The successful Apollo 7 flight cleared the way for a US moon landing in 1969. Still a lot of flight and ground testing remained and there would probably be surprises. The greatest concern was Nasa had to complete three virtually flawless missions and achieve every major test objective before a lunar landing could be attempted. The odds seemed to be stack against NASA.
CAPCOM Number 1 (Deke Slayton): Okay. I think you ought to clearly understand there is absolutely no experience at all with landing without the helmet on.
SCHIRRA: And there no experience with the helmet either on that one.
CAPCOM: That one we’ve got a lot of experience with, yes.
SCHIRRA: If we had an open visor, I might go along with that.
CAPCOM: Okay. I guess you better be prepared to discuss in some detail when we land why we haven’t got them on. I think you’re too late now to do much about it.
SCHIRRA: That’s affirmative. I don’t think anybody down there has worn the helmets as much as we have.
SCHIRRA: We tried them on this morning.
CAPCOM: Understand that. The only thing we’re concerned about is the landing. We couldn’t care less about the reentry. But it’s your neck, and I hope you don’t break it.
SCHIRRA: Thanks, babe.
CAPCOM: Over and out
SCHIRRA: You’ve added two burns to this flight schedule, and you’ve added a urine water dump; and we have a new vehicle up here, and I can tell you at this point TV will be delayed without any further discussion until after the rendezvous.
CAPCOM (Jack Swigert): Roger. Copy.
CAPCOM 1 (Deke Slayton): Apollo 7, this is CAPCOM number 1.
CAPCOM 1 (Slayton): All we’ve agreed to do on this is flip it.
SCHIRRA: the first part garbbled then Schirra said… with two commanders, Apollo 7
CAPCOM 1- (Slayton): All we have agreed to on this particular pass is to flip the switch on. No other activity is associated with TV; I think we are still obligated to do that.
SCHIRRA: We do not have the equipment out; we have not had an opportunity to follow setting; we have not eaten at this point. At this point, I have a cold. I refuse to foul up our time lines this way.
“Some of those guys came in figuring, “I’ll write my textbooks and my thesis and teach [university courses] and I’ll come by twice a week and be an astronaut.” Well, that didn’t work …. We were devoting our lives to this whole thing, and you couldn’t devote anything less, I don’t care what your discipline was.”
With Group 4, for the first time, the selection criteria did not include a requirement for test pilot proficiency. Selectees who were not qualified pilots would be assigned to the Air Force for a year of flight training. The primary scientific requirement was a doctorate in medicine, engineering, or one of the natural sciences.
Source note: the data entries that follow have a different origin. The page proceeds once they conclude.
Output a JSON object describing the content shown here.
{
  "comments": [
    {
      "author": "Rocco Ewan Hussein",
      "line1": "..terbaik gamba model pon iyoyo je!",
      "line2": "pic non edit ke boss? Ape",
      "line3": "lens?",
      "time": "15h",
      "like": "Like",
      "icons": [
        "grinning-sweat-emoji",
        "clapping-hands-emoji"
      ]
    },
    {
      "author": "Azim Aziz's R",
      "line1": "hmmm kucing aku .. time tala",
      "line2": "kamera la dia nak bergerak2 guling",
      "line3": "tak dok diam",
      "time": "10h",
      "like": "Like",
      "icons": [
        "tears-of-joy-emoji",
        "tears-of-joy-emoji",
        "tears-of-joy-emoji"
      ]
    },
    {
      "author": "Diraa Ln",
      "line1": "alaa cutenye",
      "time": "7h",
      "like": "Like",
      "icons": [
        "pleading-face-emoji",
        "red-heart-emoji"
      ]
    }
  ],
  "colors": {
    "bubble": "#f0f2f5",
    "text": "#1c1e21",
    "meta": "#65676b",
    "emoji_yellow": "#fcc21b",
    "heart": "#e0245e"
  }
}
Selection of Group Two virtually depleted the pool of qualified candidates from the small corps of test pilots in the country, and it was the last group for which test-pilot certification would be a requirement. The new trainees reported to Houston in October 1962 to begin a two-year training course. A four-day work week was normally scheduled, the fifth day being reserved for public relations duties or for travel.
Deputy Administrator Seamans wanted a mission review board created to study:
(1) Corrective measures for the Atlas-Agena failure
(2) The guidance update problem that delayed the launch two days
(3) The shroud incident
(4) The suit environmental control difficulties
We left off last week with Tom Stafford and Gene Cernan completing three rendezvous with the ATDA but, no docking because the shroud was still in place on the Docking Adapter. On June 5, 1966 at 5:30 a.m., nearly 45 hours and 30 minutes into the mission, the crew began preparations for Cernan’s walk in space…